New polling indicates Democratic Sen. Al Franken of Minnesota has taken a drastic hit in approval among his constituents after two women accused him of sexual harassment.
On Nov. 22, a KSTP/SurveyUSA poll found that only 36 percent of Minnesota residents approved of Franken, marking a dramatic downturn in support for the senator. In November 2016, the same survey found that 53 percent of Minnesotans approved of Franken, KSTP reports.
On Nov. 16, radio broadcaster Leeann Tweeden alleged that Franken had groped and kissed her without consent during a USO Tour in December 2006. Tweeden said Franken had kissed her forcefully during a comedy skit. She also shared a photograph of Franken appearing to grope her breasts while she was sleeping.

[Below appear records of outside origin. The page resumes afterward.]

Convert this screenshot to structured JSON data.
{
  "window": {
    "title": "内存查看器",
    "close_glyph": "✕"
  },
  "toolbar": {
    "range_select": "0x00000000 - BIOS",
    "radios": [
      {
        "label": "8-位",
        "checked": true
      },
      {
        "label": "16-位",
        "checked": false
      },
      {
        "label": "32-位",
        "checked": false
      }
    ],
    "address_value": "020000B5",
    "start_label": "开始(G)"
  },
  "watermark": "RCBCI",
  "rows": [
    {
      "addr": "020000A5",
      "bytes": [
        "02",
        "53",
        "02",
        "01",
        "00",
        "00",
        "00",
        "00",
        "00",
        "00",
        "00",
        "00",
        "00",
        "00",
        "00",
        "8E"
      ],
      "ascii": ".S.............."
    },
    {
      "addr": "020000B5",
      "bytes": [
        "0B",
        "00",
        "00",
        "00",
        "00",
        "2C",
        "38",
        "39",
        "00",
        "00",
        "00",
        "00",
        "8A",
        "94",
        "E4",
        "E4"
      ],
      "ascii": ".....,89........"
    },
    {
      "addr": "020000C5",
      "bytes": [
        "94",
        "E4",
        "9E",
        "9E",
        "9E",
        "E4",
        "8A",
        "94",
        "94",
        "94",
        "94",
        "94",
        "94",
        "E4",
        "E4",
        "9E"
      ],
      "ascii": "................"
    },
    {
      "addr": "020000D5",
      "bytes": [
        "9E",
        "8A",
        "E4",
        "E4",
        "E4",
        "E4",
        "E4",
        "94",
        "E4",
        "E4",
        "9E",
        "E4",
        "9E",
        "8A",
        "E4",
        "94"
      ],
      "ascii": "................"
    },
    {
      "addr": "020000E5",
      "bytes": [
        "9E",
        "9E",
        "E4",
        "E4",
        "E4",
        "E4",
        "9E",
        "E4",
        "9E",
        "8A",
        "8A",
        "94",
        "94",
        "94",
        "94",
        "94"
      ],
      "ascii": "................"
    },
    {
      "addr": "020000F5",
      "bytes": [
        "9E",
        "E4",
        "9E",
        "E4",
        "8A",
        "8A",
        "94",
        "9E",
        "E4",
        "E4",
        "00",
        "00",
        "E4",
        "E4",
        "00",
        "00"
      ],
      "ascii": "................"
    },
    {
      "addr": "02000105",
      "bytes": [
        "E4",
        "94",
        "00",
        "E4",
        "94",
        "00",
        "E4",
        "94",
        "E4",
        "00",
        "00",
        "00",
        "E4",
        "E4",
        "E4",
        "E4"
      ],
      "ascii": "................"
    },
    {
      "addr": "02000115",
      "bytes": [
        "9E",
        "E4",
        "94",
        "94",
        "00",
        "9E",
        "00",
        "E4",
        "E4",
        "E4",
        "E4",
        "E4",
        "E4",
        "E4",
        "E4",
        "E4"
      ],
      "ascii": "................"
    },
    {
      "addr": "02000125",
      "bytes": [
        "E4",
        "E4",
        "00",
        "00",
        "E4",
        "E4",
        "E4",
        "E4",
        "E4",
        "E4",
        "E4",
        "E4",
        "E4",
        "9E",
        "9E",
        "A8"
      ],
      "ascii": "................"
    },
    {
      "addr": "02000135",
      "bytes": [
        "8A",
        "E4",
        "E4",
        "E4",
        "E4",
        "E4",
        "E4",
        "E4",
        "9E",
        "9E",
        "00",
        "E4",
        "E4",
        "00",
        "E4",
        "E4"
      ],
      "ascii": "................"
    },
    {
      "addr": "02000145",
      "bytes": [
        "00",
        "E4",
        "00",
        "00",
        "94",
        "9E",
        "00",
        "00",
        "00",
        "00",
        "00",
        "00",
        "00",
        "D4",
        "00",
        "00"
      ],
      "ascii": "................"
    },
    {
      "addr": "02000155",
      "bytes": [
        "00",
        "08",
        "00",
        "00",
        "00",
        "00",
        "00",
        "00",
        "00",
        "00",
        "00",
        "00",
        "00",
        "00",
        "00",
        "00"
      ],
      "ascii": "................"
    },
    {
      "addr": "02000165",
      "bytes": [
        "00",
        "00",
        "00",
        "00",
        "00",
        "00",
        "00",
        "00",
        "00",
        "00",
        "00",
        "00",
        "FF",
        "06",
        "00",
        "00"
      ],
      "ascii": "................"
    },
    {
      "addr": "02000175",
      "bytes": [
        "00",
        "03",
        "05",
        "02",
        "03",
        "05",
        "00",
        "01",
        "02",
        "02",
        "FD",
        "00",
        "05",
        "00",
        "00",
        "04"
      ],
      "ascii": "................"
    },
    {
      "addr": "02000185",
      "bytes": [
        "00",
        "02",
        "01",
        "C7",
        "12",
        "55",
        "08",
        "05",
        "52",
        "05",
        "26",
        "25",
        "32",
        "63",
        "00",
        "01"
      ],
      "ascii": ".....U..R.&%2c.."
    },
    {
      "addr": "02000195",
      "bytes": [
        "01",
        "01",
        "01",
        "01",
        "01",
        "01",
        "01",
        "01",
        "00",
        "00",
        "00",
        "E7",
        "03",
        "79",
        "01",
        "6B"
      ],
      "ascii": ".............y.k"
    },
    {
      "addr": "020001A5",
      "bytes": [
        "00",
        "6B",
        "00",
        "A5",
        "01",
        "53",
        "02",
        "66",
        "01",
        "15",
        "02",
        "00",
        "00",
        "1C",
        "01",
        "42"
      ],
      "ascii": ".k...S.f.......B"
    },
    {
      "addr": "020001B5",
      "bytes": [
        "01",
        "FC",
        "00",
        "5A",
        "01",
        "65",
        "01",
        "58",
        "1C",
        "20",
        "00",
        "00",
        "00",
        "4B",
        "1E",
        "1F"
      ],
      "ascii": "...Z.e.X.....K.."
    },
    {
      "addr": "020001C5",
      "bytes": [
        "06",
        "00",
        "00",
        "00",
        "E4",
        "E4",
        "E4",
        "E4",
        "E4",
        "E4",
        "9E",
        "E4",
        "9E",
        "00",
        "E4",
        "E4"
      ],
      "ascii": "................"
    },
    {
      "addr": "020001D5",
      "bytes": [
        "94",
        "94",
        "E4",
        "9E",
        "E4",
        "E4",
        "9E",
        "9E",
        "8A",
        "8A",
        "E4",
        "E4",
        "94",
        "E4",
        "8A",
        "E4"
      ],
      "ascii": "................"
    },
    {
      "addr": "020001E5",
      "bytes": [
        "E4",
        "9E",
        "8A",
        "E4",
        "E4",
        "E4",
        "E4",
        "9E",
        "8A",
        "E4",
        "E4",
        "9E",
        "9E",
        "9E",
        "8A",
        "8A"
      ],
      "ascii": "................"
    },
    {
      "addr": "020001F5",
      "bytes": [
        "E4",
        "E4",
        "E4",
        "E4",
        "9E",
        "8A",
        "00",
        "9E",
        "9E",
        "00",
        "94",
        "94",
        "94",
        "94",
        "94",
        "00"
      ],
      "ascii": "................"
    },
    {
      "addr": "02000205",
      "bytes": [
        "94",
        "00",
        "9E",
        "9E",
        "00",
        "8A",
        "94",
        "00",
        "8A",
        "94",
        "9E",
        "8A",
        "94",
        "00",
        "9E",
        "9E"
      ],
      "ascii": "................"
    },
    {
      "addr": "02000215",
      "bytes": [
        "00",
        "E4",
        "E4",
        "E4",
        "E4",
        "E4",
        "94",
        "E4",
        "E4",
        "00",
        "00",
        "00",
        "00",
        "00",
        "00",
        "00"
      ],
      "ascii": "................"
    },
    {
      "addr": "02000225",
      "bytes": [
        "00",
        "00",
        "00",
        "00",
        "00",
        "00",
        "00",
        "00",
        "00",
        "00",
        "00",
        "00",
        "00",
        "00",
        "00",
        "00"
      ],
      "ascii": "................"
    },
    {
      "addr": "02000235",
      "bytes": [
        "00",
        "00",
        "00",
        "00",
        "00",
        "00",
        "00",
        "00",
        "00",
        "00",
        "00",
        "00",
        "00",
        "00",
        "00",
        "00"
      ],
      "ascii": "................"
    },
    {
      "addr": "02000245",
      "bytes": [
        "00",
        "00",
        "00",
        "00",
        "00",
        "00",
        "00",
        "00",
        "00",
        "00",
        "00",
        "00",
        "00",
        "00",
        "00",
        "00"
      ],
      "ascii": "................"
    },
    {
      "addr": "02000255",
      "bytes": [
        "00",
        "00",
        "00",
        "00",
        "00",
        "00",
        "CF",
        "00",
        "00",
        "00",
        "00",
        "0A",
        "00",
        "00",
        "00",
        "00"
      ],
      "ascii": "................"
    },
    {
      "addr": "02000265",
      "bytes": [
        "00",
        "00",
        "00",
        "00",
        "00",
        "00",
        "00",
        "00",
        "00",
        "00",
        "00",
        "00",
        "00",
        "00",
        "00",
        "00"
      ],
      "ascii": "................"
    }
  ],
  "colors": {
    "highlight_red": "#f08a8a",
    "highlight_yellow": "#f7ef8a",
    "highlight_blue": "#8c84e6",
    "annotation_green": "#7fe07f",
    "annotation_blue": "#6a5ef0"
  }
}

"I couldn't believe it," Tweeden wrote in an editorial for KABC. "He groped me, without my consent, while I was asleep ... How dare anyone grab my breasts like this and think it's funny?"
Franken issued an apology to Tweeden and requested that he be investigated by the Senate Ethics Committee.
"The first thing I want to do is apologize: to Leeann, to everyone else who was part of that tour, to everyone who has worked for me, to everyone I represent, and to everyone who counts on me to be an ally and supporter and champion of women," Franken said, according to Politico.
On Nov. 20, Lindsay Menz alleged that Franken had groped her while they posed for a photograph at the Minnesota State Fair in 2010.
Menz told CNN that Franken "pulled me in really close, like awkward close, and as my husband took the picture, he put his hand full-fledged on my rear ... He totally grabbed my butt."
Franken responded to the allegation by stating, "I feel badly that Ms. Menz came away from our interaction feeling disrespected."
The survey found that Minnesotans were split about Franken's future in the Senate. Of those polled, 22 percent wanted the Democrat to remain in office, 33 percent wanted him to resign immediately and 36 percent said he should wait for the results of his ethics investigation before making a decision.
The poll also found 32 percent of respondents thought Franken would remain an effective senator if he stayed in the chamber while 37 percent believed he would no longer be effective. Thirty-two percent were undecided.
On Nov. 20, the New York Post alleged Franken had groped media titan Arianna Huffington during a photo shoot in 2000. On Nov. 21, Huffington blasted the report on social media and asserted that the alleged groping was staged as political commentary, according to HuffPost.
"I think I'm a better judge of how I felt in that satirical photo shoot with Al Franken than the recollections of an anonymous bystander," Huffington tweeted.